Many of the most profound scientific discoveries of our time are made at the intersections of traditional scientific disciplines by teams of researchers. It is critical that scientists of the future be conversant in multiple disciplines and capable of working collaboratively. Davidson College and Missouri Western State University will train undergraduate students to work at the interface of mathematics and biology by engaging them in the exciting new field of synthetic biology. Synthetic biology offers a rich supply of inherently interdisciplinary research problems, and the international Genetically Engineered Machines (iGEM) competition provides a focal point for undergraduate participation in synthetic biology research. Students and faculty at Davidson and Missouri Western will collaborate on groundbreaking efforts to design, model, and build bacterial computers to solve mathematical problems such as sorting by reversals (the so-called Pancake Problem), the Hamiltonian Path Problem, and the classic Traveling Salesperson Problem. These living computers will be constructed from existing and novel parts in the Registry of Standard Biological Parts, a growing collection of DNA-based elements used by the global synthetic biology community.
The emerging field of synthetic biology combines mathematics with molecular biology to design and construct DNA-based devices with applications in energy, medicine, and technology. By engaging students in original research, the Synthetic Biology Research for Undergraduates (SyBR-U) program will advance this important new interdisciplinary field while addressing the critical need to train future research scientists to work collaboratively at the intersection of mathematics and biology. Students will be recruited in the spring semester of their freshman year, and remain involved with the program through the fall semester of their junior year. Each participant will take courses in both mathematics and biology and attend weekly team meetings in which the two campuses are linked by videoconference. After gaining experience in this collaborative research environment, students will present their work alongside undergraduate researchers from around the world at the iGEM Jamboree.
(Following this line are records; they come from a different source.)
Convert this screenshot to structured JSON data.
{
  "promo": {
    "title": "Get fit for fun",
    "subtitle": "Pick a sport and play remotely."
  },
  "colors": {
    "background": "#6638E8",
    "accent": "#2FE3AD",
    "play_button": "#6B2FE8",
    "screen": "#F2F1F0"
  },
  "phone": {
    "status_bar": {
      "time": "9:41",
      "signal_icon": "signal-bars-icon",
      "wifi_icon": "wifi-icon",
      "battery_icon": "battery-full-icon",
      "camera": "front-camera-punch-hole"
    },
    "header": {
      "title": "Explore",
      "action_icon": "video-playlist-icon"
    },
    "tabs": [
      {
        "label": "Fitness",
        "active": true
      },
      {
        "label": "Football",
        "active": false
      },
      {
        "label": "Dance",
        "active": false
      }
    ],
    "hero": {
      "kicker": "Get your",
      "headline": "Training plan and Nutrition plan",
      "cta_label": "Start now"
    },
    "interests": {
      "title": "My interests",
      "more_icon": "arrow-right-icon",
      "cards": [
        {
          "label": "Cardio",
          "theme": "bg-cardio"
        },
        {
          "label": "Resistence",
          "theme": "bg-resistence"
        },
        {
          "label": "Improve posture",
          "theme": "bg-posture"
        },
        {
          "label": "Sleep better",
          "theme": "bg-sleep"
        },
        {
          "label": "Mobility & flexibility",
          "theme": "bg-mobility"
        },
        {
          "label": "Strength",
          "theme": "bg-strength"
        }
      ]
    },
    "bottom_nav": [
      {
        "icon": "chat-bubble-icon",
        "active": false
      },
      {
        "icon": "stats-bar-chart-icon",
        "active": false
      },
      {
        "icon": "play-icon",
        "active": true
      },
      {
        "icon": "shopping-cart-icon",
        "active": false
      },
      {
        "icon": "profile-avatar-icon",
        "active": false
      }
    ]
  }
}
By treating interdisciplinary training as the foundation rather than the pinnacle of undergraduate education, the SyBR-U program creates a new model that the undergraduate educational community can use to attract and train future researchers, the stewards of tomorrow's scientific discoveries.